● WHAT TO PRODUCE: Below are some records; repeat them all exactly, minus the pictures.

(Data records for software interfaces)
-----

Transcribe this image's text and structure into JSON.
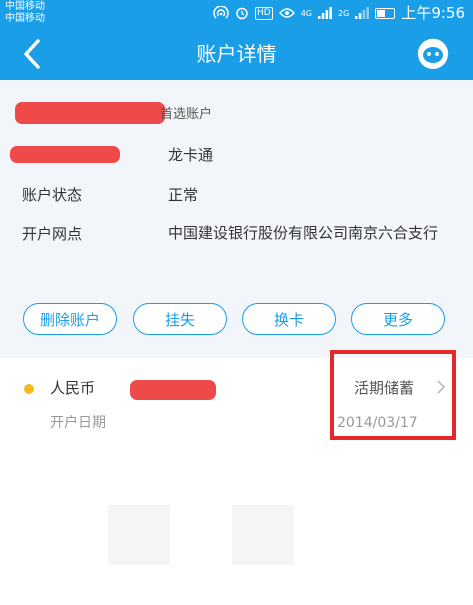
{
  "status_bar": {
    "carrier_1": "中国移动",
    "carrier_2": "中国移动",
    "hd_badge": "HD",
    "net_1": "4G",
    "net_2": "2G",
    "time": "上午9:56"
  },
  "nav": {
    "title": "账户详情",
    "back_icon": "chevron-left-icon",
    "service_icon": "customer-service-icon"
  },
  "account": {
    "preferred_label": "首选账户",
    "card_type": "龙卡通",
    "status_label": "账户状态",
    "status_value": "正常",
    "branch_label": "开户网点",
    "branch_value": "中国建设银行股份有限公司南京六合支行"
  },
  "actions": {
    "delete": "删除账户",
    "report_loss": "挂失",
    "replace_card": "换卡",
    "more": "更多"
  },
  "sub_account": {
    "currency": "人民币",
    "type": "活期储蓄",
    "open_date_label": "开户日期",
    "open_date": "2014/03/17"
  },
  "colors": {
    "primary": "#1a9ee8",
    "redaction": "#ef4a4a",
    "highlight": "#e4282b",
    "currency_dot": "#f5b81e"
  }
}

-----

● ANSWER BOX:
Transcribe this image's text and structure into JSON.
{
  "status_bar": {
    "carrier_1": "中国移动",
    "carrier_2": "中国移动",
    "hd_badge": "HD",
    "net_1": "4G",
    "net_2": "2G",
    "time": "上午9:56"
  },
  "nav": {
    "title": "账户详情",
    "back_icon": "chevron-left-icon",
    "service_icon": "customer-service-icon"
  },
  "account": {
    "preferred_label": "首选账户",
    "card_type": "龙卡通",
    "status_label": "账户状态",
    "status_value": "正常",
    "branch_label": "开户网点",
    "branch_value": "中国建设银行股份有限公司南京六合支行"
  },
  "actions": {
    "delete": "删除账户",
    "report_loss": "挂失",
    "replace_card": "换卡",
    "more": "更多"
  },
  "sub_account": {
    "currency": "人民币",
    "type": "活期储蓄",
    "open_date_label": "开户日期",
    "open_date": "2014/03/17"
  },
  "colors": {
    "primary": "#1a9ee8",
    "redaction": "#ef4a4a",
    "highlight": "#e4282b",
    "currency_dot": "#f5b81e"
  }
}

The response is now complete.